Objective: This research examined trends in physical activity reporting by Australian newspapers, and described these trends compared to coverage of obesity and tobacco. Method: The Factiva database was searched for articles published in major Australian metropolitan newspapers (1986-2006) that mentioned physical activity, obesity or tobacco smoking. Standardised frequencies compared the three health issues, and trends in reporting were estimated by using standard multiple regression models to fit linear splines with fixed knots at years 1991, 1996 and 2001 to the standardised data. Results: Physical activity received the least coverage 1986-2006, appearing in 4,988 articles, compared with 15,410 and 63,738 articles for obesity and tobacco respectively.

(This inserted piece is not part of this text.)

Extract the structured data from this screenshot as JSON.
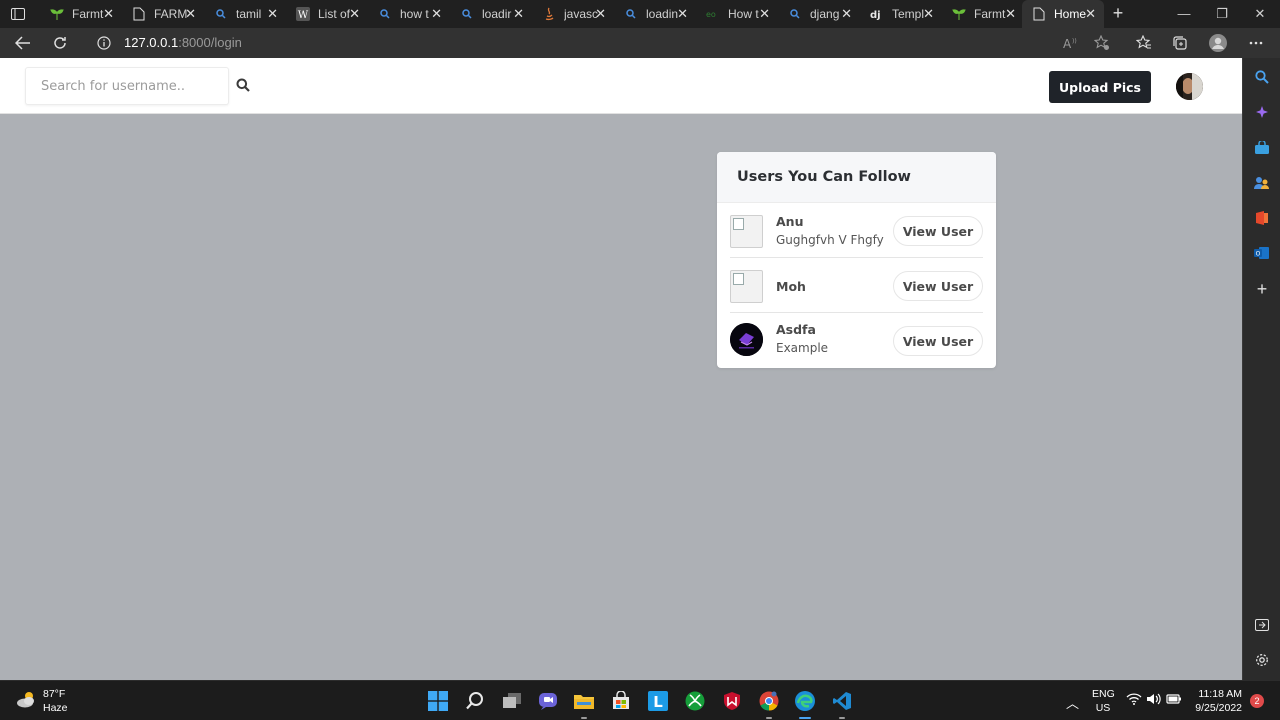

Between 1996 and 2000, there were significant increases in the rate of coverage of physical activity (β=0.21; p<0.01), obesity (β=0.13; p<0.01) and tobacco (β=0.24; p<0.0001). From 2001 to 2006 the rate of physical activity coverage was relatively steady, while the obesity coverage rate increased dramatically (β=0.34; p<0.0001), and tobacco coverage rate slowed (β=-0.33; p<0.0001). Conclusions: This study demonstrates that physical activity reporting in the media has increased, but received less attention than obesity and tobacco. Implications: Physical activity advocates face the challenge of highlighting the newsworthiness of physical activity and raising the issue higher on the public agenda.

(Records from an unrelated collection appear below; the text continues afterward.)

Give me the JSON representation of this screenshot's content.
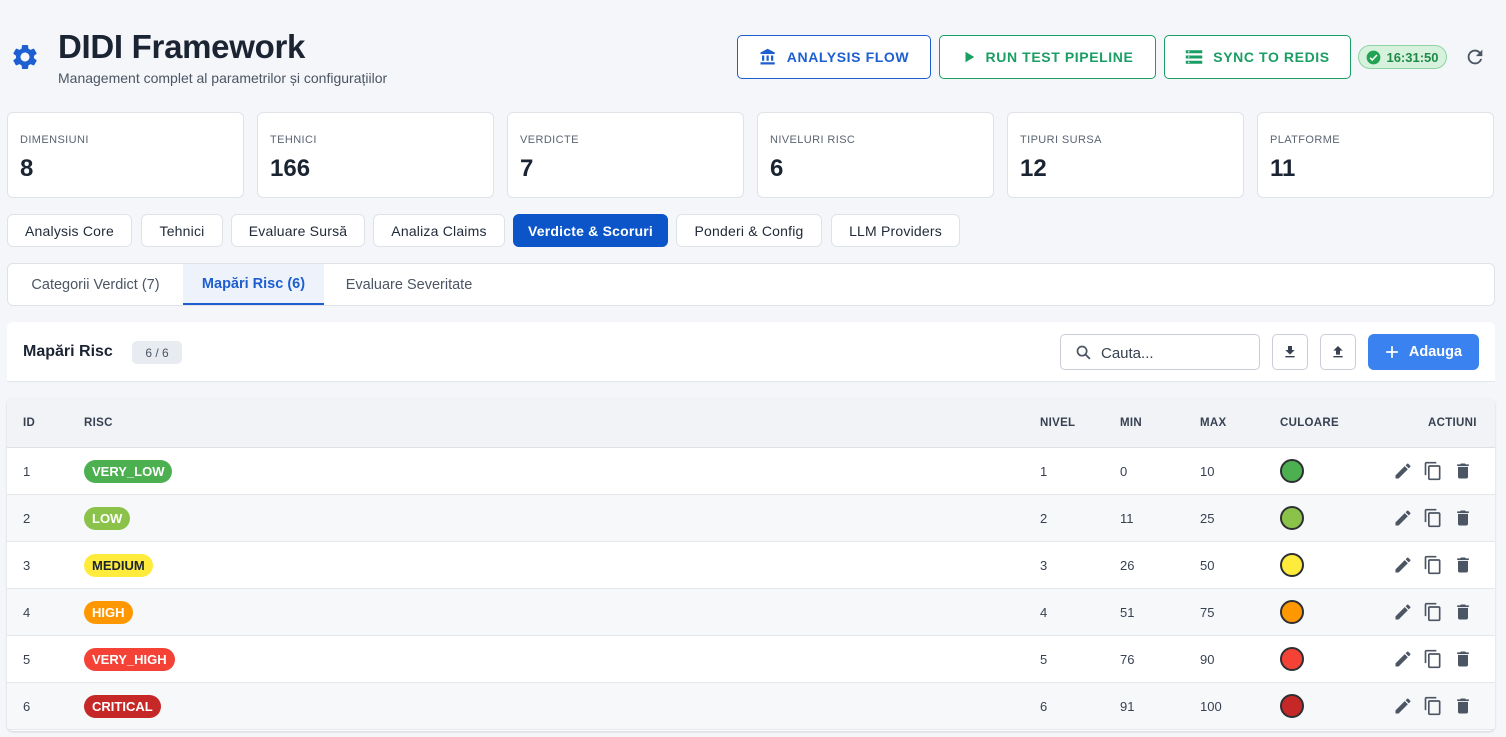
{
  "header": {
    "title": "DIDI Framework",
    "subtitle": "Management complet al parametrilor și configurațiilor",
    "buttons": {
      "analysis_flow": "ANALYSIS FLOW",
      "run_test": "RUN TEST PIPELINE",
      "sync": "SYNC TO REDIS"
    },
    "time": "16:31:50"
  },
  "stats": [
    {
      "label": "DIMENSIUNI",
      "value": "8"
    },
    {
      "label": "TEHNICI",
      "value": "166"
    },
    {
      "label": "VERDICTE",
      "value": "7"
    },
    {
      "label": "NIVELURI RISC",
      "value": "6"
    },
    {
      "label": "TIPURI SURSA",
      "value": "12"
    },
    {
      "label": "PLATFORME",
      "value": "11"
    }
  ],
  "main_tabs": [
    "Analysis Core",
    "Tehnici",
    "Evaluare Sursă",
    "Analiza Claims",
    "Verdicte & Scoruri",
    "Ponderi & Config",
    "LLM Providers"
  ],
  "sub_tabs": [
    "Categorii Verdict (7)",
    "Mapări Risc (6)",
    "Evaluare Severitate"
  ],
  "toolbar": {
    "title": "Mapări Risc",
    "count": "6 / 6",
    "search_placeholder": "Cauta...",
    "add_label": "Adauga"
  },
  "table": {
    "headers": {
      "id": "ID",
      "risc": "RISC",
      "nivel": "NIVEL",
      "min": "MIN",
      "max": "MAX",
      "culoare": "CULOARE",
      "actiuni": "ACTIUNI"
    },
    "rows": [
      {
        "id": "1",
        "risc": "VERY_LOW",
        "nivel": "1",
        "min": "0",
        "max": "10",
        "color": "#4caf50",
        "text_color": "#ffffff"
      },
      {
        "id": "2",
        "risc": "LOW",
        "nivel": "2",
        "min": "11",
        "max": "25",
        "color": "#8bc34a",
        "text_color": "#ffffff"
      },
      {
        "id": "3",
        "risc": "MEDIUM",
        "nivel": "3",
        "min": "26",
        "max": "50",
        "color": "#ffeb3b",
        "text_color": "#1b2433"
      },
      {
        "id": "4",
        "risc": "HIGH",
        "nivel": "4",
        "min": "51",
        "max": "75",
        "color": "#ff9800",
        "text_color": "#ffffff"
      },
      {
        "id": "5",
        "risc": "VERY_HIGH",
        "nivel": "5",
        "min": "76",
        "max": "90",
        "color": "#f44336",
        "text_color": "#ffffff"
      },
      {
        "id": "6",
        "risc": "CRITICAL",
        "nivel": "6",
        "min": "91",
        "max": "100",
        "color": "#c62828",
        "text_color": "#ffffff"
      }
    ]
  },
  "colors": {
    "primary": "#0b55c9",
    "accent_blue": "#1d5fd0",
    "accent_green": "#1a9e64",
    "add_button": "#3a82f0"
  },
  "icons": {
    "header": "gear-icon",
    "analysis_flow": "bank-icon",
    "run_test": "play-icon",
    "sync": "list-icon",
    "time": "check-circle-icon",
    "refresh": "refresh-icon",
    "search": "search-icon",
    "download": "download-icon",
    "upload": "upload-icon",
    "add": "plus-icon",
    "row_actions": [
      "edit-icon",
      "copy-icon",
      "delete-icon"
    ]
  }
}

|Number of pages||4|
|Journal||Australian and New Zealand Journal of Public Health|
|Publication status||Published - 1 Apr 2009|
- Physical activity